--- Material for the task ---
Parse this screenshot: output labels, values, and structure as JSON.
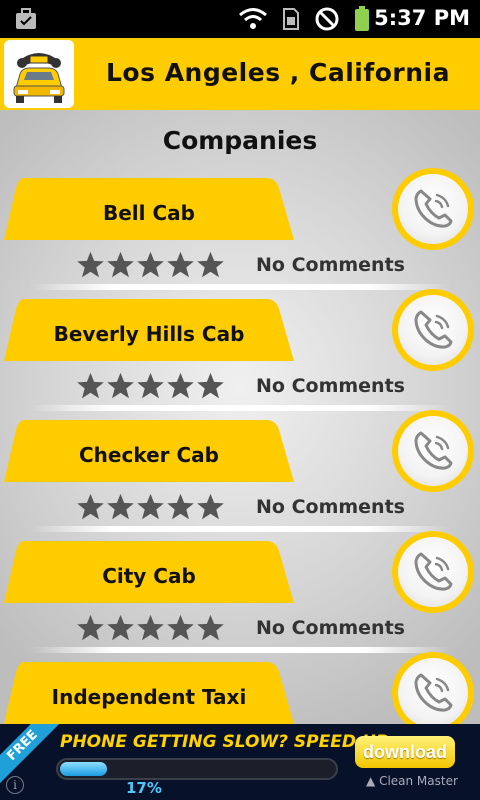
{
  "status_bar": {
    "time": "5:37 PM",
    "icons": [
      "briefcase-icon",
      "wifi-icon",
      "sim-icon",
      "do-not-disturb-icon",
      "battery-icon"
    ]
  },
  "header": {
    "logo_icon": "taxi-phone-logo",
    "title": "Los Angeles , California",
    "background": "#ffcc00"
  },
  "main": {
    "section_title": "Companies",
    "companies": [
      {
        "name": "Bell Cab",
        "rating": 0,
        "comments": "No Comments"
      },
      {
        "name": "Beverly Hills Cab",
        "rating": 0,
        "comments": "No Comments"
      },
      {
        "name": "Checker Cab",
        "rating": 0,
        "comments": "No Comments"
      },
      {
        "name": "City Cab",
        "rating": 0,
        "comments": "No Comments"
      },
      {
        "name": "Independent Taxi",
        "rating": 0,
        "comments": ""
      }
    ],
    "accent": "#ffcc00",
    "star_color": "#555555"
  },
  "ad": {
    "ribbon": "FREE",
    "headline": "PHONE GETTING SLOW? SPEED UP",
    "progress": 0.17,
    "progress_label": "17%",
    "button": "download",
    "brand": "Clean Master",
    "info": "i"
  }
}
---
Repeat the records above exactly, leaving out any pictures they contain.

Parse this screenshot: output labels, values, and structure as JSON.
{
  "status_bar": {
    "time": "5:37 PM",
    "icons": [
      "briefcase-icon",
      "wifi-icon",
      "sim-icon",
      "do-not-disturb-icon",
      "battery-icon"
    ]
  },
  "header": {
    "logo_icon": "taxi-phone-logo",
    "title": "Los Angeles , California",
    "background": "#ffcc00"
  },
  "main": {
    "section_title": "Companies",
    "companies": [
      {
        "name": "Bell Cab",
        "rating": 0,
        "comments": "No Comments"
      },
      {
        "name": "Beverly Hills Cab",
        "rating": 0,
        "comments": "No Comments"
      },
      {
        "name": "Checker Cab",
        "rating": 0,
        "comments": "No Comments"
      },
      {
        "name": "City Cab",
        "rating": 0,
        "comments": "No Comments"
      },
      {
        "name": "Independent Taxi",
        "rating": 0,
        "comments": ""
      }
    ],
    "accent": "#ffcc00",
    "star_color": "#555555"
  },
  "ad": {
    "ribbon": "FREE",
    "headline": "PHONE GETTING SLOW? SPEED UP",
    "progress": 0.17,
    "progress_label": "17%",
    "button": "download",
    "brand": "Clean Master",
    "info": "i"
  }
}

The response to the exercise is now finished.